Assigned task
I'd like every line from the material below that has "headers" in it.

##### Source data

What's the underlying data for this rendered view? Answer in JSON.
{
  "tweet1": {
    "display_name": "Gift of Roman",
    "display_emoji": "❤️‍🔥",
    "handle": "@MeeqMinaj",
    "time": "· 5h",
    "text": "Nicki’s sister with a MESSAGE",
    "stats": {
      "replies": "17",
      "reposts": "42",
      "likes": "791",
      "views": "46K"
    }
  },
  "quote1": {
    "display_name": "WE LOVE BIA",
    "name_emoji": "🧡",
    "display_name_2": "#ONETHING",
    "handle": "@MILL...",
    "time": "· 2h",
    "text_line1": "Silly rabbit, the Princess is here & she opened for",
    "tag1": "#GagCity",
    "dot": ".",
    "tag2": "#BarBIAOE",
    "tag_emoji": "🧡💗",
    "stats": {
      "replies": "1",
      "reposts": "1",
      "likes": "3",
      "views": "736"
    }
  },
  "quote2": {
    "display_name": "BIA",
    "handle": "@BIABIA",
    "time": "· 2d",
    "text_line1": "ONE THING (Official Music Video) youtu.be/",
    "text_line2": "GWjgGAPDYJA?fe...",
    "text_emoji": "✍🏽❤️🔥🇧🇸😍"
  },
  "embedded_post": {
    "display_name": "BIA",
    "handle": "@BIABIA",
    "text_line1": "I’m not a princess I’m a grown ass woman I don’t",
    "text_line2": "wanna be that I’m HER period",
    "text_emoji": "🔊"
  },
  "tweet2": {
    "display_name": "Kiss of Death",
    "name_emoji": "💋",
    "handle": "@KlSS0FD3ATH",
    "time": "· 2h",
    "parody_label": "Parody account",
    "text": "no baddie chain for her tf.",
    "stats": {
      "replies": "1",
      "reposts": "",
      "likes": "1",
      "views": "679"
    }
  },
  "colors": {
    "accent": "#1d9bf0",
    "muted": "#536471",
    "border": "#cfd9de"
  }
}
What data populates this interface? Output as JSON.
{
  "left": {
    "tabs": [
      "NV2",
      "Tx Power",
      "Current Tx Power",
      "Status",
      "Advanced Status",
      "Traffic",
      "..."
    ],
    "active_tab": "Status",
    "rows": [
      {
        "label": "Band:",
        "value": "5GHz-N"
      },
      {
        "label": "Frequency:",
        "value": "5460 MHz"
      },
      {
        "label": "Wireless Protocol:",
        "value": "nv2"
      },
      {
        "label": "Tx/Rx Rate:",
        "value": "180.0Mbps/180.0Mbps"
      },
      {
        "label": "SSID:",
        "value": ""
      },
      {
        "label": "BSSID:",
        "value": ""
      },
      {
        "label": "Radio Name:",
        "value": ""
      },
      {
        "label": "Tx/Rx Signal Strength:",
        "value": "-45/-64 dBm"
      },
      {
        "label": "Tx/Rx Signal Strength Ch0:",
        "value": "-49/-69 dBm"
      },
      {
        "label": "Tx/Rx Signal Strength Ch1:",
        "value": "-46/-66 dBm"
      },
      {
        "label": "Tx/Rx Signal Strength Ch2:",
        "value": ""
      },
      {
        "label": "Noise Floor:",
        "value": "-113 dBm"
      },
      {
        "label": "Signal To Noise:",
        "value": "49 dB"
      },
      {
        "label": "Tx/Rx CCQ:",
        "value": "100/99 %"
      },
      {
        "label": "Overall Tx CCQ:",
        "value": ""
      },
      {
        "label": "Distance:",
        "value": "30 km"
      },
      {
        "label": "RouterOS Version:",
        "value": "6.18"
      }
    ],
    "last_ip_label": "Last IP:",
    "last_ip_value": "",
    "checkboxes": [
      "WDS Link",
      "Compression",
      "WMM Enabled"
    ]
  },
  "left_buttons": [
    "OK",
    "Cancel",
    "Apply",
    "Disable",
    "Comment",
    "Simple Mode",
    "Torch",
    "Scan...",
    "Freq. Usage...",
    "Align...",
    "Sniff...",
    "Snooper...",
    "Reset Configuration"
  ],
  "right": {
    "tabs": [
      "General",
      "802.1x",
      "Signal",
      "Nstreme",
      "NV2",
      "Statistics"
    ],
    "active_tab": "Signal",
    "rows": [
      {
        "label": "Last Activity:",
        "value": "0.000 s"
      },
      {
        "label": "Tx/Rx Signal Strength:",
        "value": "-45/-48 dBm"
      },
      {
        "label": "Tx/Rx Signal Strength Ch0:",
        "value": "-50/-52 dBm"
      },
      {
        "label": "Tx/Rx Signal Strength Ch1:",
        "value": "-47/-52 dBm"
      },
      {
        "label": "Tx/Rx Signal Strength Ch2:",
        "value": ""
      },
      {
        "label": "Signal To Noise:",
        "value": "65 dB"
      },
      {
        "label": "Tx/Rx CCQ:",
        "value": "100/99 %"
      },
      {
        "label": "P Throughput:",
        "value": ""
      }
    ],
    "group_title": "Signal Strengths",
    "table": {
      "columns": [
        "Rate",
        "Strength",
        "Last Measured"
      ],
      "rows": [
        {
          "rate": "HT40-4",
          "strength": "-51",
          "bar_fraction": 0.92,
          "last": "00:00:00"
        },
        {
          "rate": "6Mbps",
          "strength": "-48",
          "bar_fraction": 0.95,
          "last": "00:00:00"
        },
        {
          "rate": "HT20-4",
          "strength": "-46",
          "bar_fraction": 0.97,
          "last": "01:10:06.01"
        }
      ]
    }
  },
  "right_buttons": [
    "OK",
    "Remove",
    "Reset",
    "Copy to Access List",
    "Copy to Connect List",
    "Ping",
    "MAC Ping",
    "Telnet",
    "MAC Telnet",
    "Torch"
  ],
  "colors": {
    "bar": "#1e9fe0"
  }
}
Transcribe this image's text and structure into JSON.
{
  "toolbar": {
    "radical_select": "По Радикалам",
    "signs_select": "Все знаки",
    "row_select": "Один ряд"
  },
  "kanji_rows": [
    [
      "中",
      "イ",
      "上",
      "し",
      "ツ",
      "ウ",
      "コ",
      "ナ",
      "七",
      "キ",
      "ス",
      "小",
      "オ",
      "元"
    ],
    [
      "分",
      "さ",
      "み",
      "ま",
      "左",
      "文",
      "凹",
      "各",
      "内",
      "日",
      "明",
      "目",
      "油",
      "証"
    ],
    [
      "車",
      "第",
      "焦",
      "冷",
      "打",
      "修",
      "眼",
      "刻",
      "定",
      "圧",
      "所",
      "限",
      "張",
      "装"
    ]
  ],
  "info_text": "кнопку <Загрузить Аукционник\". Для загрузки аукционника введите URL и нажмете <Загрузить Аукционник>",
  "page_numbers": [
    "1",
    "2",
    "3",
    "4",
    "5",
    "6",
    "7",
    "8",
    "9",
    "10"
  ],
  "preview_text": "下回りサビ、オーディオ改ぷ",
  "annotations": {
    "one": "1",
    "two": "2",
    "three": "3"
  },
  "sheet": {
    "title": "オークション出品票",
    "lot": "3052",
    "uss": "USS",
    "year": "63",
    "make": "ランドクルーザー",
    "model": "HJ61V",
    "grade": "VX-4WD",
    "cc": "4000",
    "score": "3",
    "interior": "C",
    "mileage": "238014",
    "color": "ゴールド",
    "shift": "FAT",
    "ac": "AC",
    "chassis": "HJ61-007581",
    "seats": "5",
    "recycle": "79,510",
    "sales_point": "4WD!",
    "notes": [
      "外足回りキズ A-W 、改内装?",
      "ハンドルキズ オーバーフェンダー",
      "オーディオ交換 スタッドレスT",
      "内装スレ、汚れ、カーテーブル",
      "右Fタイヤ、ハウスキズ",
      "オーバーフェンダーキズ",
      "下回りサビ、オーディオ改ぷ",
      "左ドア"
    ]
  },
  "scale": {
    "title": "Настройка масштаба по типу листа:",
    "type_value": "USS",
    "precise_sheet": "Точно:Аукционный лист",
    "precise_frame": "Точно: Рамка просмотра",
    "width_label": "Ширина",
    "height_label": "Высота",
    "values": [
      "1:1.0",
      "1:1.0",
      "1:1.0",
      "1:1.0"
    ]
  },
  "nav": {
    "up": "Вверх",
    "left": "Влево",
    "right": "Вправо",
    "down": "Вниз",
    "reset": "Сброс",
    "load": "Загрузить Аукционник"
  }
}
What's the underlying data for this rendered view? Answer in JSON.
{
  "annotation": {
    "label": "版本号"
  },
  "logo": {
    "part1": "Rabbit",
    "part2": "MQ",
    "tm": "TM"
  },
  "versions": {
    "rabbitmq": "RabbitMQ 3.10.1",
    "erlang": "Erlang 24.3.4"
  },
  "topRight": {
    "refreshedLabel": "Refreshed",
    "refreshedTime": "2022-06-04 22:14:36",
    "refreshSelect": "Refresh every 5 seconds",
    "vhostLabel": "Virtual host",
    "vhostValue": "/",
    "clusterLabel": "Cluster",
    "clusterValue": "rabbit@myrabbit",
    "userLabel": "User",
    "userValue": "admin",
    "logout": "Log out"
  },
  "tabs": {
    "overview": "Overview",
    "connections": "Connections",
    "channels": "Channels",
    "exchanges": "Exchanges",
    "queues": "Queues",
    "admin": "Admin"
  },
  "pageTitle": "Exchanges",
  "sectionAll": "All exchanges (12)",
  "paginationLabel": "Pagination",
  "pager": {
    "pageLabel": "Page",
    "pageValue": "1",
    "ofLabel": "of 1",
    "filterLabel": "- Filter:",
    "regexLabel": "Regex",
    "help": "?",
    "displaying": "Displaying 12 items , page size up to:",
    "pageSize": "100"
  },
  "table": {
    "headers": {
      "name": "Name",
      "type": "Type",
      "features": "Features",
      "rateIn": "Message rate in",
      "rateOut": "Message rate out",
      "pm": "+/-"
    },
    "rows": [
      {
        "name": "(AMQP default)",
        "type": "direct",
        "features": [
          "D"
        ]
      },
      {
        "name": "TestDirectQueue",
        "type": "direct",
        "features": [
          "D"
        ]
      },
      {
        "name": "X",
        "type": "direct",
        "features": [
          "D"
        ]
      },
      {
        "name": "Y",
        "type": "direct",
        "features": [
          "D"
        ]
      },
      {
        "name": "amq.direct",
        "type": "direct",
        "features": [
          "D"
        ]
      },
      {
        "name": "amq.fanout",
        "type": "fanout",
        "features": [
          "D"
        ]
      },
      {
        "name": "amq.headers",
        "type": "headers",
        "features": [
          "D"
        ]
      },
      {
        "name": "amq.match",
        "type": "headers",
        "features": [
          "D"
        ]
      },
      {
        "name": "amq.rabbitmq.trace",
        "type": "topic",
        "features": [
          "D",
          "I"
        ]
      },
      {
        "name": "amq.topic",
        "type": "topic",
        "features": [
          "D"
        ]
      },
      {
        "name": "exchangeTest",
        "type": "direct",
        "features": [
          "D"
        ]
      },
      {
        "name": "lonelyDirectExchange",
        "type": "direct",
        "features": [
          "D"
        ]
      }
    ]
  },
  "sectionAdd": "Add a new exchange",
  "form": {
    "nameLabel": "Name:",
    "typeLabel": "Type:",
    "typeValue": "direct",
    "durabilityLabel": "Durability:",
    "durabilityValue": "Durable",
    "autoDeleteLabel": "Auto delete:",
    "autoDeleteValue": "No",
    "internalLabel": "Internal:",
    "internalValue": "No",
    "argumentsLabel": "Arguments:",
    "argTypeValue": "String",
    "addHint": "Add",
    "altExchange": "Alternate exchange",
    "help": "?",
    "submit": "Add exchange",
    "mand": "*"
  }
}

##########

Solution to this problem
    "headers": {
        "name": "amq.headers",
        "type": "headers",
        "type": "headers",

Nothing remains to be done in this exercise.